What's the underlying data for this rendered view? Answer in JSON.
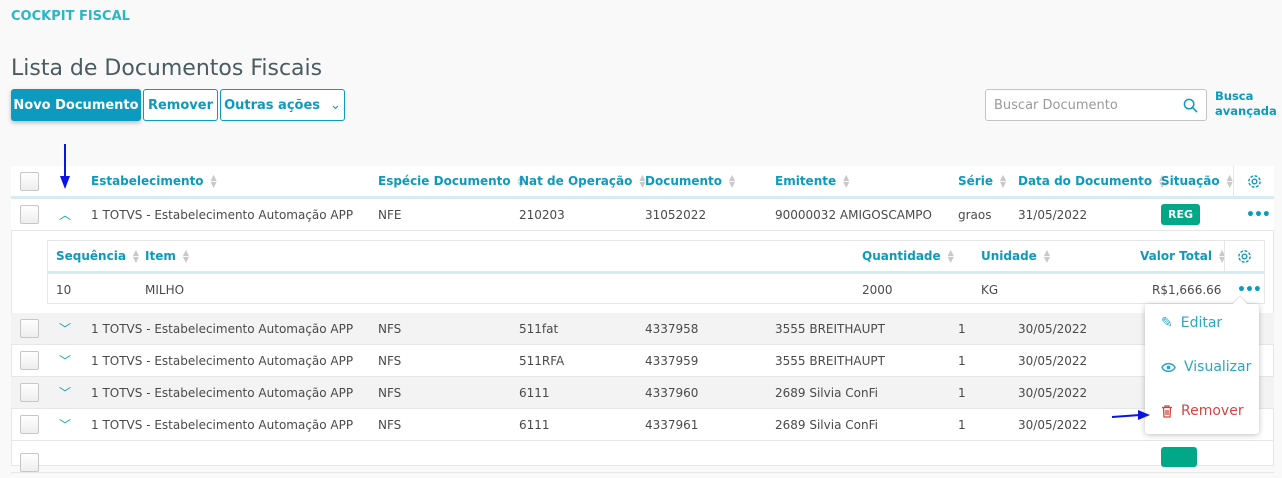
{
  "breadcrumb": "COCKPIT FISCAL",
  "page_title": "Lista de Documentos Fiscais",
  "actions": {
    "new": "Novo Documento",
    "remove": "Remover",
    "more": "Outras ações"
  },
  "search": {
    "placeholder": "Buscar Documento",
    "advanced_line1": "Busca",
    "advanced_line2": "avançada"
  },
  "columns": [
    "Estabelecimento",
    "Espécie Documento",
    "Nat de Operação",
    "Documento",
    "Emitente",
    "Série",
    "Data do Documento",
    "Situação"
  ],
  "rows": [
    {
      "estab": "1 TOTVS - Estabelecimento Automação APP",
      "especie": "NFE",
      "nat": "210203",
      "doc": "31052022",
      "emitente": "90000032 AMIGOSCAMPO",
      "serie": "graos",
      "data": "31/05/2022",
      "situacao": "REG"
    },
    {
      "estab": "1 TOTVS - Estabelecimento Automação APP",
      "especie": "NFS",
      "nat": "511fat",
      "doc": "4337958",
      "emitente": "3555 BREITHAUPT",
      "serie": "1",
      "data": "30/05/2022"
    },
    {
      "estab": "1 TOTVS - Estabelecimento Automação APP",
      "especie": "NFS",
      "nat": "511RFA",
      "doc": "4337959",
      "emitente": "3555 BREITHAUPT",
      "serie": "1",
      "data": "30/05/2022"
    },
    {
      "estab": "1 TOTVS - Estabelecimento Automação APP",
      "especie": "NFS",
      "nat": "6111",
      "doc": "4337960",
      "emitente": "2689 Silvia ConFi",
      "serie": "1",
      "data": "30/05/2022"
    },
    {
      "estab": "1 TOTVS - Estabelecimento Automação APP",
      "especie": "NFS",
      "nat": "6111",
      "doc": "4337961",
      "emitente": "2689 Silvia ConFi",
      "serie": "1",
      "data": "30/05/2022"
    }
  ],
  "detail": {
    "columns": [
      "Sequência",
      "Item",
      "Quantidade",
      "Unidade",
      "Valor Total"
    ],
    "row": {
      "seq": "10",
      "item": "MILHO",
      "qtd": "2000",
      "un": "KG",
      "valor": "R$1,666.66"
    }
  },
  "menu": {
    "edit": "Editar",
    "view": "Visualizar",
    "remove": "Remover"
  },
  "colors": {
    "primary": "#0c9abe",
    "success": "#00a887",
    "danger": "#d0463f",
    "annotation": "#0a14e6"
  }
}
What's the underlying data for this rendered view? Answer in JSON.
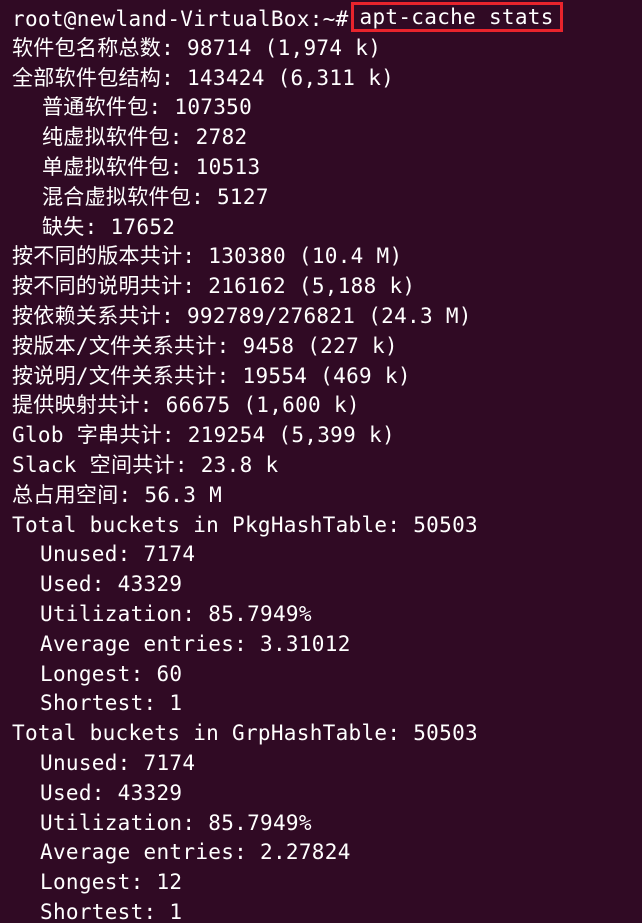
{
  "terminal": {
    "prompt": "root@newland-VirtualBox:~#",
    "command": "apt-cache stats",
    "lines": [
      "软件包名称总数: 98714 (1,974 k)",
      "全部软件包结构: 143424 (6,311 k)",
      "普通软件包: 107350",
      "纯虚拟软件包: 2782",
      "单虚拟软件包: 10513",
      "混合虚拟软件包: 5127",
      "缺失: 17652",
      "按不同的版本共计: 130380 (10.4 M)",
      "按不同的说明共计: 216162 (5,188 k)",
      "按依赖关系共计: 992789/276821 (24.3 M)",
      "按版本/文件关系共计: 9458 (227 k)",
      "按说明/文件关系共计: 19554 (469 k)",
      "提供映射共计: 66675 (1,600 k)",
      "Glob 字串共计: 219254 (5,399 k)",
      "Slack 空间共计: 23.8 k",
      "总占用空间: 56.3 M",
      "Total buckets in PkgHashTable: 50503",
      "Unused: 7174",
      "Used: 43329",
      "Utilization: 85.7949%",
      "Average entries: 3.31012",
      "Longest: 60",
      "Shortest: 1",
      "Total buckets in GrpHashTable: 50503",
      "Unused: 7174",
      "Used: 43329",
      "Utilization: 85.7949%",
      "Average entries: 2.27824",
      "Longest: 12",
      "Shortest: 1"
    ]
  },
  "colors": {
    "background": "#300a24",
    "text": "#ffffff",
    "highlight_box": "#e8242c"
  }
}
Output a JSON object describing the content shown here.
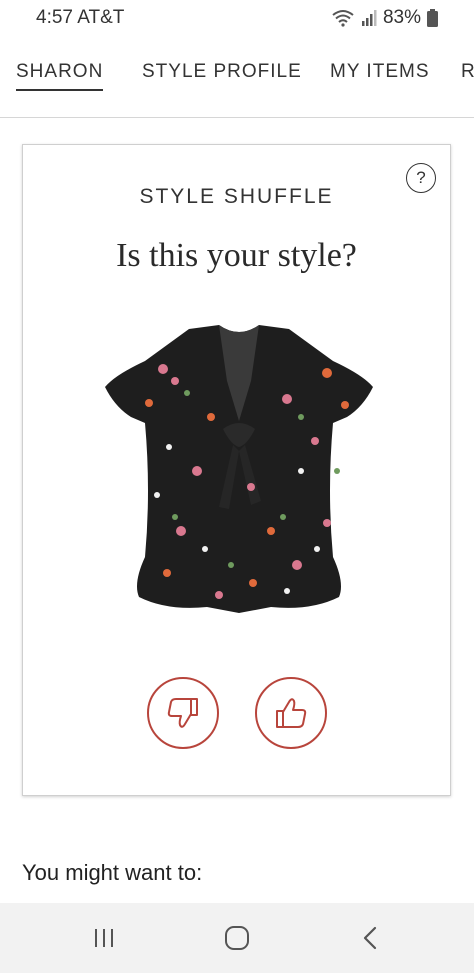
{
  "status_bar": {
    "time": "4:57 AT&T",
    "battery": "83%",
    "icons": [
      "wifi-icon",
      "signal-icon",
      "battery-icon"
    ]
  },
  "tabs": [
    {
      "label": "SHARON",
      "active": true
    },
    {
      "label": "STYLE PROFILE",
      "active": false
    },
    {
      "label": "MY ITEMS",
      "active": false
    },
    {
      "label": "R",
      "active": false
    }
  ],
  "card": {
    "help_label": "?",
    "eyebrow": "STYLE SHUFFLE",
    "question": "Is this your style?",
    "image_icon": "floral-blouse-image",
    "dislike_icon": "thumbs-down-icon",
    "like_icon": "thumbs-up-icon"
  },
  "section": {
    "heading": "You might want to:"
  },
  "nav": {
    "icons": [
      "recent-apps-icon",
      "home-icon",
      "back-icon"
    ]
  },
  "colors": {
    "accent": "#b8453c",
    "text": "#222222",
    "card_border": "#cfcfcf",
    "nav_bg": "#f2f2f2"
  }
}
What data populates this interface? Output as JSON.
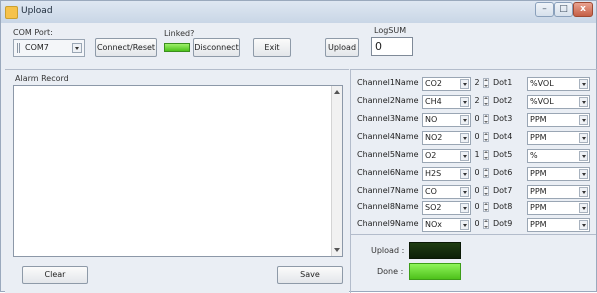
{
  "window": {
    "title": "Upload",
    "min_glyph": "–",
    "max_glyph": "□",
    "close_glyph": "x"
  },
  "top": {
    "com_port_label": "COM Port:",
    "com_port_value": "COM7",
    "connect_reset_label": "Connect/Reset",
    "linked_label": "Linked?",
    "linked_state_color": "#4cc21b",
    "disconnect_label": "Disconnect",
    "exit_label": "Exit",
    "upload_label": "Upload",
    "logsum_label": "LogSUM",
    "logsum_value": "0"
  },
  "alarm": {
    "label": "Alarm Record",
    "clear_label": "Clear",
    "save_label": "Save"
  },
  "channels": [
    {
      "name_label": "Channel1Name :",
      "name": "CO2",
      "dot_value": "2",
      "dot_label": "Dot1",
      "unit": "%VOL"
    },
    {
      "name_label": "Channel2Name :",
      "name": "CH4",
      "dot_value": "2",
      "dot_label": "Dot2",
      "unit": "%VOL"
    },
    {
      "name_label": "Channel3Name :",
      "name": "NO",
      "dot_value": "0",
      "dot_label": "Dot3",
      "unit": "PPM"
    },
    {
      "name_label": "Channel4Name :",
      "name": "NO2",
      "dot_value": "0",
      "dot_label": "Dot4",
      "unit": "PPM"
    },
    {
      "name_label": "Channel5Name :",
      "name": "O2",
      "dot_value": "1",
      "dot_label": "Dot5",
      "unit": "%"
    },
    {
      "name_label": "Channel6Name :",
      "name": "H2S",
      "dot_value": "0",
      "dot_label": "Dot6",
      "unit": "PPM"
    },
    {
      "name_label": "Channel7Name :",
      "name": "CO",
      "dot_value": "0",
      "dot_label": "Dot7",
      "unit": "PPM"
    },
    {
      "name_label": "Channel8Name :",
      "name": "SO2",
      "dot_value": "0",
      "dot_label": "Dot8",
      "unit": "PPM"
    },
    {
      "name_label": "Channel9Name :",
      "name": "NOx",
      "dot_value": "0",
      "dot_label": "Dot9",
      "unit": "PPM"
    }
  ],
  "status": {
    "upload_label": "Upload :",
    "upload_led_color": "#1f3d12",
    "done_label": "Done :",
    "done_led_color": "#4ec11b"
  }
}
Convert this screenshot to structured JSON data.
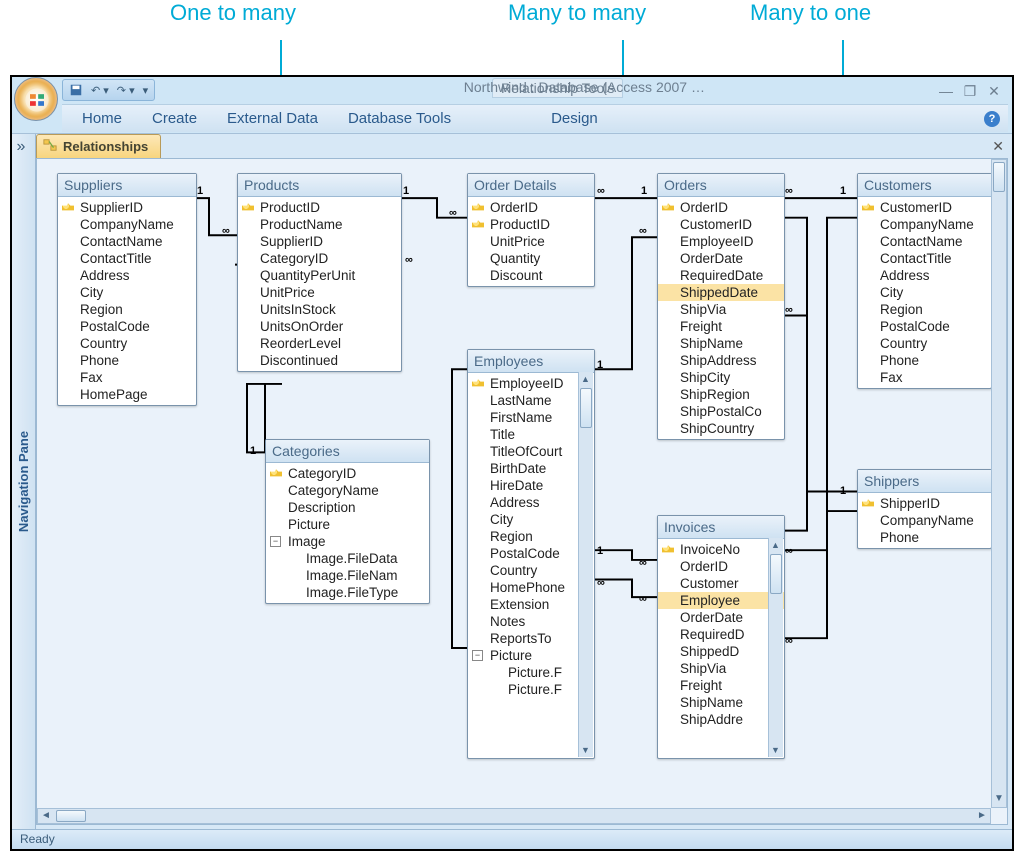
{
  "callouts": {
    "one_to_many": "One to many",
    "many_to_many": "Many to many",
    "many_to_one": "Many to one"
  },
  "window": {
    "context_tool": "Relationship Tools",
    "title": "Northwind : Database (Access 2007 …",
    "min": "—",
    "restore": "❐",
    "close": "✕"
  },
  "ribbon": {
    "home": "Home",
    "create": "Create",
    "external": "External Data",
    "tools": "Database Tools",
    "design": "Design"
  },
  "navpane": {
    "label": "Navigation Pane",
    "chev": "»"
  },
  "tab": {
    "label": "Relationships"
  },
  "status": "Ready",
  "tables": {
    "suppliers": {
      "title": "Suppliers",
      "fields": [
        {
          "name": "SupplierID",
          "pk": true
        },
        {
          "name": "CompanyName"
        },
        {
          "name": "ContactName"
        },
        {
          "name": "ContactTitle"
        },
        {
          "name": "Address"
        },
        {
          "name": "City"
        },
        {
          "name": "Region"
        },
        {
          "name": "PostalCode"
        },
        {
          "name": "Country"
        },
        {
          "name": "Phone"
        },
        {
          "name": "Fax"
        },
        {
          "name": "HomePage"
        }
      ]
    },
    "products": {
      "title": "Products",
      "fields": [
        {
          "name": "ProductID",
          "pk": true
        },
        {
          "name": "ProductName"
        },
        {
          "name": "SupplierID"
        },
        {
          "name": "CategoryID"
        },
        {
          "name": "QuantityPerUnit"
        },
        {
          "name": "UnitPrice"
        },
        {
          "name": "UnitsInStock"
        },
        {
          "name": "UnitsOnOrder"
        },
        {
          "name": "ReorderLevel"
        },
        {
          "name": "Discontinued"
        }
      ]
    },
    "categories": {
      "title": "Categories",
      "fields": [
        {
          "name": "CategoryID",
          "pk": true
        },
        {
          "name": "CategoryName"
        },
        {
          "name": "Description"
        },
        {
          "name": "Picture"
        },
        {
          "name": "Image",
          "tree": "-"
        },
        {
          "name": "Image.FileData",
          "indent": true
        },
        {
          "name": "Image.FileNam",
          "indent": true
        },
        {
          "name": "Image.FileType",
          "indent": true
        }
      ]
    },
    "order_details": {
      "title": "Order Details",
      "fields": [
        {
          "name": "OrderID",
          "pk": true
        },
        {
          "name": "ProductID",
          "pk": true
        },
        {
          "name": "UnitPrice"
        },
        {
          "name": "Quantity"
        },
        {
          "name": "Discount"
        }
      ]
    },
    "employees": {
      "title": "Employees",
      "scroll": true,
      "fields": [
        {
          "name": "EmployeeID",
          "pk": true
        },
        {
          "name": "LastName"
        },
        {
          "name": "FirstName"
        },
        {
          "name": "Title"
        },
        {
          "name": "TitleOfCourt"
        },
        {
          "name": "BirthDate"
        },
        {
          "name": "HireDate"
        },
        {
          "name": "Address"
        },
        {
          "name": "City"
        },
        {
          "name": "Region"
        },
        {
          "name": "PostalCode"
        },
        {
          "name": "Country"
        },
        {
          "name": "HomePhone"
        },
        {
          "name": "Extension"
        },
        {
          "name": "Notes"
        },
        {
          "name": "ReportsTo"
        },
        {
          "name": "Picture",
          "tree": "-"
        },
        {
          "name": "Picture.F",
          "indent": true
        },
        {
          "name": "Picture.F",
          "indent": true
        }
      ]
    },
    "orders": {
      "title": "Orders",
      "fields": [
        {
          "name": "OrderID",
          "pk": true
        },
        {
          "name": "CustomerID"
        },
        {
          "name": "EmployeeID"
        },
        {
          "name": "OrderDate"
        },
        {
          "name": "RequiredDate"
        },
        {
          "name": "ShippedDate",
          "hl": true
        },
        {
          "name": "ShipVia"
        },
        {
          "name": "Freight"
        },
        {
          "name": "ShipName"
        },
        {
          "name": "ShipAddress"
        },
        {
          "name": "ShipCity"
        },
        {
          "name": "ShipRegion"
        },
        {
          "name": "ShipPostalCo"
        },
        {
          "name": "ShipCountry"
        }
      ]
    },
    "invoices": {
      "title": "Invoices",
      "scroll": true,
      "fields": [
        {
          "name": "InvoiceNo",
          "pk": true
        },
        {
          "name": "OrderID"
        },
        {
          "name": "Customer"
        },
        {
          "name": "Employee",
          "hl": true
        },
        {
          "name": "OrderDate"
        },
        {
          "name": "RequiredD"
        },
        {
          "name": "ShippedD"
        },
        {
          "name": "ShipVia"
        },
        {
          "name": "Freight"
        },
        {
          "name": "ShipName"
        },
        {
          "name": "ShipAddre"
        }
      ]
    },
    "customers": {
      "title": "Customers",
      "fields": [
        {
          "name": "CustomerID",
          "pk": true
        },
        {
          "name": "CompanyName"
        },
        {
          "name": "ContactName"
        },
        {
          "name": "ContactTitle"
        },
        {
          "name": "Address"
        },
        {
          "name": "City"
        },
        {
          "name": "Region"
        },
        {
          "name": "PostalCode"
        },
        {
          "name": "Country"
        },
        {
          "name": "Phone"
        },
        {
          "name": "Fax"
        }
      ]
    },
    "shippers": {
      "title": "Shippers",
      "fields": [
        {
          "name": "ShipperID",
          "pk": true
        },
        {
          "name": "CompanyName"
        },
        {
          "name": "Phone"
        }
      ]
    }
  },
  "rel_symbols": {
    "one": "1",
    "many": "∞"
  }
}
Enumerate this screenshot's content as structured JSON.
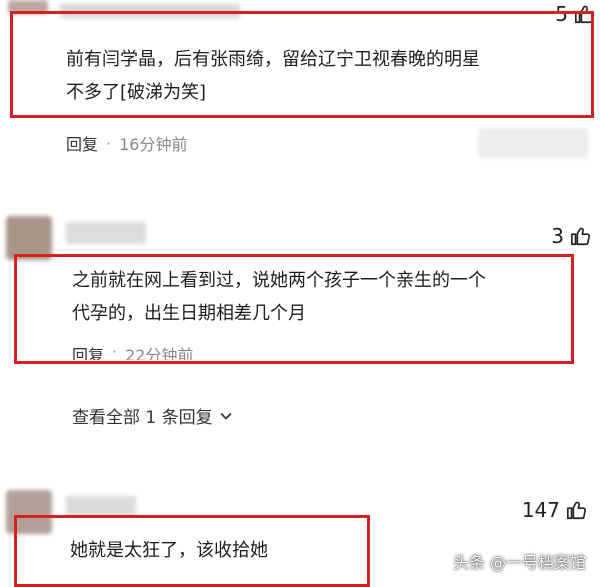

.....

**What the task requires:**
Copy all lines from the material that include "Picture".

**Task result:**
          "name": "Picture"
          "name": "Picture",
          "name": "Picture.F",
          "name": "Picture.F",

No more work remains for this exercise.